Lichtenstein Castle is a fairy-tale styled castle located near Honau in the Swabian Alb, Baden-Württemberg, Germany. Its self-descriptive name in English means "light (colored) stone."
Historically there has been a castle on the site since around 1200. It was twice destroyed, once in the Reichskriegs war of 1311 and again by the city-state of Reutlingen in 1381. The castle was not reconstructed and subsequently fell to ruin.
In 1802 the land came into the hands of King Frederick I of Württemberg, who built a hunting lodge there.
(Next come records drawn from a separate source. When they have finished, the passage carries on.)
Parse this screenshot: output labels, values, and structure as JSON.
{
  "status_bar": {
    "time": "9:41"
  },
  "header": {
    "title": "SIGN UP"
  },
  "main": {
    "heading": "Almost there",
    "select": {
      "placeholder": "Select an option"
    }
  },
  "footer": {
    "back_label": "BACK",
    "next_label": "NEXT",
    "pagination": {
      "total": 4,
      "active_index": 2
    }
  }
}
By 1837 the land had passed to his nephew Duke Wilhelm of Urach, Count of Württemberg, who, inspired by Wilhelm Hauff's novel Lichtenstein, added the current castle in 1840–42. The romantic Neo-Gothic design of the castle was created by the architect Carl Alexander Heideloff.
Today the castle is still owned by the Dukes of Urach, but is open to visitors.